◆ **WHAT IS NEEDED**: Return every entry exactly. Leave nothing out.

◆ **AVAILABLE DATA**:
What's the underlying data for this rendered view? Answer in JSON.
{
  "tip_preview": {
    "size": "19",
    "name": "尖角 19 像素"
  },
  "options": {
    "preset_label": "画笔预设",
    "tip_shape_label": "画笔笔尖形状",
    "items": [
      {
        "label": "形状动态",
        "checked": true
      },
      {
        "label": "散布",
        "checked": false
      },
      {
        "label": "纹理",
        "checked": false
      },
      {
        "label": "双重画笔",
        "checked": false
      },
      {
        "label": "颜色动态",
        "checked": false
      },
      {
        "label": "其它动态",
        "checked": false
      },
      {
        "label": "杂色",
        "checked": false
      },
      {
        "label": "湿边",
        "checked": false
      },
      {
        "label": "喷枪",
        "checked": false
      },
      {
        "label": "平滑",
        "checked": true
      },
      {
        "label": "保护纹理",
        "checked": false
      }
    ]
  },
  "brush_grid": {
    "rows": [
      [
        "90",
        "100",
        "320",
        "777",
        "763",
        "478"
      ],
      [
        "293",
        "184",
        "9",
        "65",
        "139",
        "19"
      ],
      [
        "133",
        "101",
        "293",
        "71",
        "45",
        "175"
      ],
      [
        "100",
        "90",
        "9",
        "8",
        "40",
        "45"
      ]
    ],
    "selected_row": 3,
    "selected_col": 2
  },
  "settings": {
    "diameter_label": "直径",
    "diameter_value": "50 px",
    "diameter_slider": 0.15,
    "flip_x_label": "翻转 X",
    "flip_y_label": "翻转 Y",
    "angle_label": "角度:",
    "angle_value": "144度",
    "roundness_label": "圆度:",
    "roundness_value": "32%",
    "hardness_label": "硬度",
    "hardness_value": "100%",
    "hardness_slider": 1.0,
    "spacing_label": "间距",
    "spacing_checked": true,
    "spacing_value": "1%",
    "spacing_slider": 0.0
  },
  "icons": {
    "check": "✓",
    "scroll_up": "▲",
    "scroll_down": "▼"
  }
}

◆ **ANSWER BOX**:
What's the underlying data for this rendered view? Answer in JSON.
{
  "tip_preview": {
    "size": "19",
    "name": "尖角 19 像素"
  },
  "options": {
    "preset_label": "画笔预设",
    "tip_shape_label": "画笔笔尖形状",
    "items": [
      {
        "label": "形状动态",
        "checked": true
      },
      {
        "label": "散布",
        "checked": false
      },
      {
        "label": "纹理",
        "checked": false
      },
      {
        "label": "双重画笔",
        "checked": false
      },
      {
        "label": "颜色动态",
        "checked": false
      },
      {
        "label": "其它动态",
        "checked": false
      },
      {
        "label": "杂色",
        "checked": false
      },
      {
        "label": "湿边",
        "checked": false
      },
      {
        "label": "喷枪",
        "checked": false
      },
      {
        "label": "平滑",
        "checked": true
      },
      {
        "label": "保护纹理",
        "checked": false
      }
    ]
  },
  "brush_grid": {
    "rows": [
      [
        "90",
        "100",
        "320",
        "777",
        "763",
        "478"
      ],
      [
        "293",
        "184",
        "9",
        "65",
        "139",
        "19"
      ],
      [
        "133",
        "101",
        "293",
        "71",
        "45",
        "175"
      ],
      [
        "100",
        "90",
        "9",
        "8",
        "40",
        "45"
      ]
    ],
    "selected_row": 3,
    "selected_col": 2
  },
  "settings": {
    "diameter_label": "直径",
    "diameter_value": "50 px",
    "diameter_slider": 0.15,
    "flip_x_label": "翻转 X",
    "flip_y_label": "翻转 Y",
    "angle_label": "角度:",
    "angle_value": "144度",
    "roundness_label": "圆度:",
    "roundness_value": "32%",
    "hardness_label": "硬度",
    "hardness_value": "100%",
    "hardness_slider": 1.0,
    "spacing_label": "间距",
    "spacing_checked": true,
    "spacing_value": "1%",
    "spacing_slider": 0.0
  },
  "icons": {
    "check": "✓",
    "scroll_up": "▲",
    "scroll_down": "▼"
  }
}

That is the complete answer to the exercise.